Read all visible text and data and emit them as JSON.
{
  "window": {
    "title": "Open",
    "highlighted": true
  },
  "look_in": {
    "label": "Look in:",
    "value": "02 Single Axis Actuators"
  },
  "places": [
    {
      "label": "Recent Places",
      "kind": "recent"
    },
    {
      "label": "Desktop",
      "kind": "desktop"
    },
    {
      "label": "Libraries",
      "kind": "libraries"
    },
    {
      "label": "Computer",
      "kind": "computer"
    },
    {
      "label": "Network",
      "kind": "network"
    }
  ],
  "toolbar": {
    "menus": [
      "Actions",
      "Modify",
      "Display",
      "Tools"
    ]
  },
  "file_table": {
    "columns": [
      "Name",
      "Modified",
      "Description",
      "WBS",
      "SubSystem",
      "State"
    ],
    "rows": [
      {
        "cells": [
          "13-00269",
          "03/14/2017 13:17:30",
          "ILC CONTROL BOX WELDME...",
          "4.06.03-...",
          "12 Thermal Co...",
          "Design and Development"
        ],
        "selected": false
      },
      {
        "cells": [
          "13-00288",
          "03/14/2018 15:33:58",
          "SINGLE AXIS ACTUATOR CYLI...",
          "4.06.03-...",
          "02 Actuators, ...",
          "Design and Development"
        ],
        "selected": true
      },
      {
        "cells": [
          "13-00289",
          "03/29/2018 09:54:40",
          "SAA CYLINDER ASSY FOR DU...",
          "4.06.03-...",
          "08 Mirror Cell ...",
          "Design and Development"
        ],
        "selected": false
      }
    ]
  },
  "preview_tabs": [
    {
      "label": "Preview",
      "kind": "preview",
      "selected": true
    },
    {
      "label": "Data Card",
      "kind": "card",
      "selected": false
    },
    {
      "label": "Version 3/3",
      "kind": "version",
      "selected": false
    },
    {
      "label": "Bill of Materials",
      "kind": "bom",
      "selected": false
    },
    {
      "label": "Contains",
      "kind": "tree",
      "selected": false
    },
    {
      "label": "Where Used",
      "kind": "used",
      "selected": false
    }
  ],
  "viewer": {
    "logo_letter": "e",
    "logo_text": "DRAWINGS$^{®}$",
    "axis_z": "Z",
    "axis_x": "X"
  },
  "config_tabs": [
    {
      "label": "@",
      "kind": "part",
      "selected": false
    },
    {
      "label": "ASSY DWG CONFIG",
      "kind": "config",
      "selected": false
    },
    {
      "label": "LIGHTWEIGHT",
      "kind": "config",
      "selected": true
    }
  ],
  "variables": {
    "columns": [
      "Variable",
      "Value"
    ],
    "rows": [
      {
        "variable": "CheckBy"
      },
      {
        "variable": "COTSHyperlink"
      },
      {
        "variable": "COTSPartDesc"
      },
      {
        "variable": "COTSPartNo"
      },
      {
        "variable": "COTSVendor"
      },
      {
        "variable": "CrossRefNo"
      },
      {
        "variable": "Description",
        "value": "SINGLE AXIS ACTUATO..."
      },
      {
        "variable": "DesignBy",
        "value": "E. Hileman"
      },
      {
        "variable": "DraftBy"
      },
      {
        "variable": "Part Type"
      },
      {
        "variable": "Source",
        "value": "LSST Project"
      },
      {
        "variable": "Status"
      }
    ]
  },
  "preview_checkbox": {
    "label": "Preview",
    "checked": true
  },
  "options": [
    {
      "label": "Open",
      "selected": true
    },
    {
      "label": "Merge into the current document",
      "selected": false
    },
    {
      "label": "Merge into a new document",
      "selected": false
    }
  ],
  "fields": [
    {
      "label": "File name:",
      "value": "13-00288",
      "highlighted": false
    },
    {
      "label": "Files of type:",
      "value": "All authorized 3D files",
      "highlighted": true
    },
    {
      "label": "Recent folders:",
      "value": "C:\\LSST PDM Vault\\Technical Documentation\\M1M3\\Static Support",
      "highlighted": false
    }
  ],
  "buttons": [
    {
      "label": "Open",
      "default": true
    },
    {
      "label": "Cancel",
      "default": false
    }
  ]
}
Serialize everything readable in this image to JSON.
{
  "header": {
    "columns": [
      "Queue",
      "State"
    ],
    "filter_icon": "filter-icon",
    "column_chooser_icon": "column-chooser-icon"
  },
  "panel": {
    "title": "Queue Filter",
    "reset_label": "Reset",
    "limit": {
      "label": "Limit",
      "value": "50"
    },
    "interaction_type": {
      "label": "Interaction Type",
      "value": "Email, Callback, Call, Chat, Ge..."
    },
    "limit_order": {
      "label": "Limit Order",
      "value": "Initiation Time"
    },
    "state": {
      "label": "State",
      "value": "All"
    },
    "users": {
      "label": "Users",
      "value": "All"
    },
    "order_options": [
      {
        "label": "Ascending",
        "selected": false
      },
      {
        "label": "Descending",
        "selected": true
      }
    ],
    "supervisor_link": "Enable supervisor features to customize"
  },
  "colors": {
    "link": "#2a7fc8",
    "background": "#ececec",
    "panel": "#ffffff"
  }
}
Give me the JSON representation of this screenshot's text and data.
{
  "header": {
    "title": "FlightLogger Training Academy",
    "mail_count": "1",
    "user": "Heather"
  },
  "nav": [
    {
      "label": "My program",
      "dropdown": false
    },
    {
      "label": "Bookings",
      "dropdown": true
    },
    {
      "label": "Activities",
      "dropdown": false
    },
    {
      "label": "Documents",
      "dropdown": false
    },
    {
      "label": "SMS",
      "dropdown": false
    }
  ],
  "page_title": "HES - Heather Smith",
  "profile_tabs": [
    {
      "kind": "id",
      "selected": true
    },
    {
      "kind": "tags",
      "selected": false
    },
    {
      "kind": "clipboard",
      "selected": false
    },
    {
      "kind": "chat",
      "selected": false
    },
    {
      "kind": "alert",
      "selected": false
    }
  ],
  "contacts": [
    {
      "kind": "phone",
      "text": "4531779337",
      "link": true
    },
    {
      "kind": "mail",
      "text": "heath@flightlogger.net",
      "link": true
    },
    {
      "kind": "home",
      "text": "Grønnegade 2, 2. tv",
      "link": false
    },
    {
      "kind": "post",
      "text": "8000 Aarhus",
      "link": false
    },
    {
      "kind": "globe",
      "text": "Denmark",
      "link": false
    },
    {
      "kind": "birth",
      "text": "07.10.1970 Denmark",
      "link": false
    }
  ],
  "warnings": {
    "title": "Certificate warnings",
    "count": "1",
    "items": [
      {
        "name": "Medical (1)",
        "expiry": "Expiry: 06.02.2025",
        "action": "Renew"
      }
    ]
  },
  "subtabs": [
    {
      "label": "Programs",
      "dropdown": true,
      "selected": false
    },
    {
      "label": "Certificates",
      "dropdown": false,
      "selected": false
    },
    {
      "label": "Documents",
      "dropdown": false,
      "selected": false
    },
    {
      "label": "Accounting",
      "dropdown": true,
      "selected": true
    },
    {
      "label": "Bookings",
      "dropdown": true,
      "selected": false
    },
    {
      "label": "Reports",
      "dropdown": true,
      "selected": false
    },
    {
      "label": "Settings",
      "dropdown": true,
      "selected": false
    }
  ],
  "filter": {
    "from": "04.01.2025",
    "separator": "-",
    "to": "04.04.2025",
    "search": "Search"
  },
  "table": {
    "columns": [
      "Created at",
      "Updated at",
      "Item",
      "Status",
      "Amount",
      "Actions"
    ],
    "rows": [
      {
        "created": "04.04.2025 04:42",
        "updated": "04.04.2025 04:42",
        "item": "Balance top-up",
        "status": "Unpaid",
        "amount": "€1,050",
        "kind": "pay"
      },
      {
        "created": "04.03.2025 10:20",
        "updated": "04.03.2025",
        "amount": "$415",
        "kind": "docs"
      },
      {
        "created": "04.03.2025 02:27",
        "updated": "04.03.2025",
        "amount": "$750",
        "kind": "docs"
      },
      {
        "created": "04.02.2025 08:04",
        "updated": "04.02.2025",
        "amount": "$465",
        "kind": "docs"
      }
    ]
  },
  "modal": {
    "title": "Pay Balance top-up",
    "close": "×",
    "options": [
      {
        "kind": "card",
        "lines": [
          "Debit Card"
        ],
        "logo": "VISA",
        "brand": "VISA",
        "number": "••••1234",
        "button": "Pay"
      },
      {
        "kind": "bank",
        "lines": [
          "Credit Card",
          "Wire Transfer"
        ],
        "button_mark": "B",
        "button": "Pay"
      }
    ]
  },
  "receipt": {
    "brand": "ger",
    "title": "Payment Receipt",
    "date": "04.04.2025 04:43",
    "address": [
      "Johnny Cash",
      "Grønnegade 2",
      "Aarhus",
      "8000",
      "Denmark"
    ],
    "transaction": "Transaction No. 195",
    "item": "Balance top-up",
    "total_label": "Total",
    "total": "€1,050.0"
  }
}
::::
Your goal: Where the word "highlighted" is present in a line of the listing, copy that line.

Completed task:
    "highlighted": true
      "highlighted": false
      "highlighted": true
      "highlighted": false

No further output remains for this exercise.